(Given records)
------------------------------------------------
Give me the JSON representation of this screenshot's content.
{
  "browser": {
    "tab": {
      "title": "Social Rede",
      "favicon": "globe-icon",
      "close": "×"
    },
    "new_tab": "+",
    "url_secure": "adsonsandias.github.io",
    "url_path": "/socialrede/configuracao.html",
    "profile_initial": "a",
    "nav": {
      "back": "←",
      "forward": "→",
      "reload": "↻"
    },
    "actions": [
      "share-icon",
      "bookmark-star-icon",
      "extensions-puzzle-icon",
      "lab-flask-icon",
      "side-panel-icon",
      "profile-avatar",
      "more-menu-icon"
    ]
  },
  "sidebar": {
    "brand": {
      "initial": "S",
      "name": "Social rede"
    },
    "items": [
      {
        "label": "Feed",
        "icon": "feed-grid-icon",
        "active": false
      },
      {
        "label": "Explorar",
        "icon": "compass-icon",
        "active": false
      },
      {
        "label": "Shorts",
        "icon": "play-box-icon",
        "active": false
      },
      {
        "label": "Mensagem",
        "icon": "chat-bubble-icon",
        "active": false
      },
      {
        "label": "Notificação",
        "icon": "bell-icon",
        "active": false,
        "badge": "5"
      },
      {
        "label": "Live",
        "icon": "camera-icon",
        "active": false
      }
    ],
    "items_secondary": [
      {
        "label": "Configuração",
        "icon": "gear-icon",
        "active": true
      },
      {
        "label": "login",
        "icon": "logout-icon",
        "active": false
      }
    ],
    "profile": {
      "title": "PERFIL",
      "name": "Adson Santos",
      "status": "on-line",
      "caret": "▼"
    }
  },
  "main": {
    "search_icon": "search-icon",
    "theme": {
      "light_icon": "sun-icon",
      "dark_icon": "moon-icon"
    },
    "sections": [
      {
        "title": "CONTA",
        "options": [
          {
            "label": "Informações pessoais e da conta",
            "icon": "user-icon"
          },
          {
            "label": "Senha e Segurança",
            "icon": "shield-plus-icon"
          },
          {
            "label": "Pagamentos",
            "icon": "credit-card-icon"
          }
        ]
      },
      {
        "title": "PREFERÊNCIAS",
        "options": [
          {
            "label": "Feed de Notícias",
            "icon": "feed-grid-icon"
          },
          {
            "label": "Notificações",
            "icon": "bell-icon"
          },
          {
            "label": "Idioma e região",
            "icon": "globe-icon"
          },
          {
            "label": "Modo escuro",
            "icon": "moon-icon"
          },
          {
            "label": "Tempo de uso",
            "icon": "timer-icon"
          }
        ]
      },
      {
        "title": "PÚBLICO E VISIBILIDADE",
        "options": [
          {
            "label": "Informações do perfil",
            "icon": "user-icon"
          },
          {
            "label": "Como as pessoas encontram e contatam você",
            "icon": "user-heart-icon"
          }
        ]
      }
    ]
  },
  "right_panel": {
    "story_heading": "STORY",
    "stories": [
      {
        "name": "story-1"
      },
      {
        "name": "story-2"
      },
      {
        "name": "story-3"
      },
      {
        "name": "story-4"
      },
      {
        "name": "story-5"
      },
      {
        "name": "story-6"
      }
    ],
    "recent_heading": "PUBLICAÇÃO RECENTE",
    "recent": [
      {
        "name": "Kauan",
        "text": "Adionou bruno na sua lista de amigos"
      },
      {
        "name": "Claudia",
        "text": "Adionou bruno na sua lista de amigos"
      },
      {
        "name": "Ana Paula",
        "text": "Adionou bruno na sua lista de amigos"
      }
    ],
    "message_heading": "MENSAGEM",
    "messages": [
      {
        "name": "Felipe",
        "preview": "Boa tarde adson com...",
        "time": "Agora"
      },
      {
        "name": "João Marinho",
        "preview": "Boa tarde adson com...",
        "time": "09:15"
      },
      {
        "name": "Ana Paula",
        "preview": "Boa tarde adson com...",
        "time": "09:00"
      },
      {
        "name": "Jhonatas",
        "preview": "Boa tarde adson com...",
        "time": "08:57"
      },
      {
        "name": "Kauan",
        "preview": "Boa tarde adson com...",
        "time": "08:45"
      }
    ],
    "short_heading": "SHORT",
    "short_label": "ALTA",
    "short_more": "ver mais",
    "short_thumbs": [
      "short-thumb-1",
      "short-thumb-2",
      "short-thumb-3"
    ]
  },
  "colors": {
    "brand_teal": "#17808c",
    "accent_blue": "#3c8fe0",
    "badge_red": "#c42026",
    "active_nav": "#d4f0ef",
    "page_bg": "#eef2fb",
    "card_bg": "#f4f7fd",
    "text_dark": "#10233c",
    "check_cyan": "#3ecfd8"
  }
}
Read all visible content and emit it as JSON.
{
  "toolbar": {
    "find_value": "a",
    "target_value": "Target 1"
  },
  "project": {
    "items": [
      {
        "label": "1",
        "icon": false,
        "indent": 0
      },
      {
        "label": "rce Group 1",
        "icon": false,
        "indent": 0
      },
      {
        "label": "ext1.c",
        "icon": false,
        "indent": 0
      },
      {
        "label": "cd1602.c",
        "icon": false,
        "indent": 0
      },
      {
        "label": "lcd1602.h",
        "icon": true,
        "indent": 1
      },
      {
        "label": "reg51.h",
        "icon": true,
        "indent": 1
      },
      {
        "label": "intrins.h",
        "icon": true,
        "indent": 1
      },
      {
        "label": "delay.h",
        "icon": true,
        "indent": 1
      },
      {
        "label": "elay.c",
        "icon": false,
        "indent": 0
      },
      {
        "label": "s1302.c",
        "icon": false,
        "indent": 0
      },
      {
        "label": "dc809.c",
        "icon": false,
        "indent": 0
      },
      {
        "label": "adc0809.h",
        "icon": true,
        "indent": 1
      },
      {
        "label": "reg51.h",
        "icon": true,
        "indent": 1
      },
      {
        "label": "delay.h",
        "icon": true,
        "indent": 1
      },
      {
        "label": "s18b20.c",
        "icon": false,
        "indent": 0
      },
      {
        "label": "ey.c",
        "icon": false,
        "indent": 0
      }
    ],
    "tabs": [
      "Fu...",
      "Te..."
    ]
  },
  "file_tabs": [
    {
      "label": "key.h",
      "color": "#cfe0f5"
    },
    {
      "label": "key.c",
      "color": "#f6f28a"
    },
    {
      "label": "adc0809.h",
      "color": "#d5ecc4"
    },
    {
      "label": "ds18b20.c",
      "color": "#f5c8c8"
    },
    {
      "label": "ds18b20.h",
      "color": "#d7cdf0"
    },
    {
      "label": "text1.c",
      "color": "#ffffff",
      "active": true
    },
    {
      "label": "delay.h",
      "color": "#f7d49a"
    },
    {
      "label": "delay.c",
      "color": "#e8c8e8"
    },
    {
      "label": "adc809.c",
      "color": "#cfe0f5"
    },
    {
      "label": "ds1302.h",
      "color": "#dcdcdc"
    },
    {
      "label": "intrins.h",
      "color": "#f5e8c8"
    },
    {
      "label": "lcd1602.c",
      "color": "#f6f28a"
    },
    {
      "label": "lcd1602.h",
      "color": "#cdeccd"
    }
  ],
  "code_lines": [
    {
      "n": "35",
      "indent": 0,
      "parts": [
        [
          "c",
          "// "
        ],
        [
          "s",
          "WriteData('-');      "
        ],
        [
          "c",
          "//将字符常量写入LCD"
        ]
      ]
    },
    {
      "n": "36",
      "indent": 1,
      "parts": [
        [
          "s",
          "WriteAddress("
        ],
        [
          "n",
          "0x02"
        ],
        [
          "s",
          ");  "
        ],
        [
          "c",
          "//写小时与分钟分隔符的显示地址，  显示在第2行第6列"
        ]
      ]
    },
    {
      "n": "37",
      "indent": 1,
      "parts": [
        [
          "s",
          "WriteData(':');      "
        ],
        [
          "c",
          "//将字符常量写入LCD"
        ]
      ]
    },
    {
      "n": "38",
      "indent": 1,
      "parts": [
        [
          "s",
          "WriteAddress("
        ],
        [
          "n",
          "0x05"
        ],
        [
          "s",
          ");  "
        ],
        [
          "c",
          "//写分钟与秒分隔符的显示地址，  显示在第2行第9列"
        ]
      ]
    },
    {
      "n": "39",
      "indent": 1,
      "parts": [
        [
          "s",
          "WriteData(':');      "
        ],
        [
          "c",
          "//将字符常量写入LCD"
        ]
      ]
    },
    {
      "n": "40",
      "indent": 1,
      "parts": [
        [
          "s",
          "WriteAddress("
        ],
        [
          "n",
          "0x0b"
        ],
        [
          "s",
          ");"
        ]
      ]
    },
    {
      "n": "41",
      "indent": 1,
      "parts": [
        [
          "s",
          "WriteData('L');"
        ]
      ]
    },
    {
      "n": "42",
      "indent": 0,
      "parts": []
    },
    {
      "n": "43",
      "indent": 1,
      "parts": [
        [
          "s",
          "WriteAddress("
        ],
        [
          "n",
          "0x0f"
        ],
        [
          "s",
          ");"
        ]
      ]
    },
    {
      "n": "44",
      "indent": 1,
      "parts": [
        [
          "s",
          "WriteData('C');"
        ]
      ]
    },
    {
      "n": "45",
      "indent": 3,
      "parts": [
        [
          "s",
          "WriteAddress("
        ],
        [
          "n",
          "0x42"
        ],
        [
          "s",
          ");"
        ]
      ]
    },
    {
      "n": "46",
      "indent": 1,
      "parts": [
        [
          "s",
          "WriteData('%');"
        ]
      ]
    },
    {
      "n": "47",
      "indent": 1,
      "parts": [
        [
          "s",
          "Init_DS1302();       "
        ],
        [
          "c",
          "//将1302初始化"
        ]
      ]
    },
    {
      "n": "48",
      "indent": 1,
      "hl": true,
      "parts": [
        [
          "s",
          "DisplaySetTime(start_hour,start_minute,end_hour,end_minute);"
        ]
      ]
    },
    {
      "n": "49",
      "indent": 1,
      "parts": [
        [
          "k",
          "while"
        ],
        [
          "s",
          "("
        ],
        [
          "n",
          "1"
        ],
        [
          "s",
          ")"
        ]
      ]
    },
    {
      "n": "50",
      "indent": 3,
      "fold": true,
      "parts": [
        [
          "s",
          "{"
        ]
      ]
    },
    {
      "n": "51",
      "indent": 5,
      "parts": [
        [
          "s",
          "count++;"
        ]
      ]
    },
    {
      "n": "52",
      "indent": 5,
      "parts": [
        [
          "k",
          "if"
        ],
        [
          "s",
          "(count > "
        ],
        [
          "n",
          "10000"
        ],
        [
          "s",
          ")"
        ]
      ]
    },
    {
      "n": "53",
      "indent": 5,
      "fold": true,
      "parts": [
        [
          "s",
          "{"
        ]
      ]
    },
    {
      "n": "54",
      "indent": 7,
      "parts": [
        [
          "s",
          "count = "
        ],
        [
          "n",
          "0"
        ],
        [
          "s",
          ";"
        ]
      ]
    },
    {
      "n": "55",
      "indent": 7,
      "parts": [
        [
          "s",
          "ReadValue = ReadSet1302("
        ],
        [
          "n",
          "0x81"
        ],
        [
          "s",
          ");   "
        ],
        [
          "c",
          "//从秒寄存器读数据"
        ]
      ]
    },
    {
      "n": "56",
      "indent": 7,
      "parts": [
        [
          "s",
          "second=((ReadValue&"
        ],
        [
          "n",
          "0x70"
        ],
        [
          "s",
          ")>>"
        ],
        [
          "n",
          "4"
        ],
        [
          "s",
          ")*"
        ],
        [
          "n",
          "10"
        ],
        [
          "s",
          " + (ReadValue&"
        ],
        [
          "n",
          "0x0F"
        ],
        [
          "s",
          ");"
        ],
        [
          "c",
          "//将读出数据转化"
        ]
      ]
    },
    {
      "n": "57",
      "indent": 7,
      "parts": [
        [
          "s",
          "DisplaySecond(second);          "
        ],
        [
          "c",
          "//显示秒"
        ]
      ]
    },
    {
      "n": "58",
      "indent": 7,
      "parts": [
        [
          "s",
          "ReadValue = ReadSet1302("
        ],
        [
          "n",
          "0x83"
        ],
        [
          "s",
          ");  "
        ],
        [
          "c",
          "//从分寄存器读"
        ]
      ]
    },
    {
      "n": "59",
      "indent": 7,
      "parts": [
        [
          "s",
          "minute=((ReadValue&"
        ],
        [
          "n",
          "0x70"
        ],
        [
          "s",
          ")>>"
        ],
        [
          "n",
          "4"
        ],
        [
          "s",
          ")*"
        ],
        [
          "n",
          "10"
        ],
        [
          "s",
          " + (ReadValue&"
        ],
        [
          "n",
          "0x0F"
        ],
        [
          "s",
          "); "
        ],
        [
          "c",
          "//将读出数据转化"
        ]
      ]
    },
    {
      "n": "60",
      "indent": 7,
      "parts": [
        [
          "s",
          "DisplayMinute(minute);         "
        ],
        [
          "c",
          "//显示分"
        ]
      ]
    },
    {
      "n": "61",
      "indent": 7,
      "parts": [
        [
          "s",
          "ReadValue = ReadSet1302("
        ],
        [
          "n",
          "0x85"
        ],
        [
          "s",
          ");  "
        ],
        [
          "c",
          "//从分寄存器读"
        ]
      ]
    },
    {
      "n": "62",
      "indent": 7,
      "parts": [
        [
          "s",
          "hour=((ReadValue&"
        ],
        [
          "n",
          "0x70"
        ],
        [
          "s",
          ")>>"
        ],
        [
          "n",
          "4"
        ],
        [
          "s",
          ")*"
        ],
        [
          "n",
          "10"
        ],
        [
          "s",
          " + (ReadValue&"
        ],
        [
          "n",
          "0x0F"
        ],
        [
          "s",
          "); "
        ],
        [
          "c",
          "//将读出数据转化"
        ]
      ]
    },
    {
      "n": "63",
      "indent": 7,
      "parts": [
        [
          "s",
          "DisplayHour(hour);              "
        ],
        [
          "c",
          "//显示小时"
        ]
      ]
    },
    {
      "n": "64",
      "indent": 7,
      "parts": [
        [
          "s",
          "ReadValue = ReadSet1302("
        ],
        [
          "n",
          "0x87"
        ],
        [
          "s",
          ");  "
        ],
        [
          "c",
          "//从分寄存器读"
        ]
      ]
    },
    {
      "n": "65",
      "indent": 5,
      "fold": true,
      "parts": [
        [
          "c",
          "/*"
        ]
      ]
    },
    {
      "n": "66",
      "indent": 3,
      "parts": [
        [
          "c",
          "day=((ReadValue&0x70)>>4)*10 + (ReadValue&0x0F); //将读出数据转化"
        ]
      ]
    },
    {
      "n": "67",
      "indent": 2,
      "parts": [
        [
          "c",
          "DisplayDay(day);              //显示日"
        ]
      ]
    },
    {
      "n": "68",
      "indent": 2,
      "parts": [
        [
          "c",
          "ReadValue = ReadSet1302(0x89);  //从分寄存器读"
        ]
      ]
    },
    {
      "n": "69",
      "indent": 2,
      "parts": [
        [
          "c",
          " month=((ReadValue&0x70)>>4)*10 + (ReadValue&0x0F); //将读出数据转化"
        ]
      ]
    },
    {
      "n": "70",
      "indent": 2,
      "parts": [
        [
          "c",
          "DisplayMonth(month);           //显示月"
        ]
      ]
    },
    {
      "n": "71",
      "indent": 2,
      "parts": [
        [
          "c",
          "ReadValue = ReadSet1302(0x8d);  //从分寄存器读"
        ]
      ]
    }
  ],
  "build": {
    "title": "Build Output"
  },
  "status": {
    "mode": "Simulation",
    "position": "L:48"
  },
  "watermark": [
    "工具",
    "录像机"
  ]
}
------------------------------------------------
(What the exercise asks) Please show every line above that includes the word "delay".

(Problem solution)
        "label": "delay.h",
        "label": "delay.h",
      "label": "delay.h",
      "label": "delay.c",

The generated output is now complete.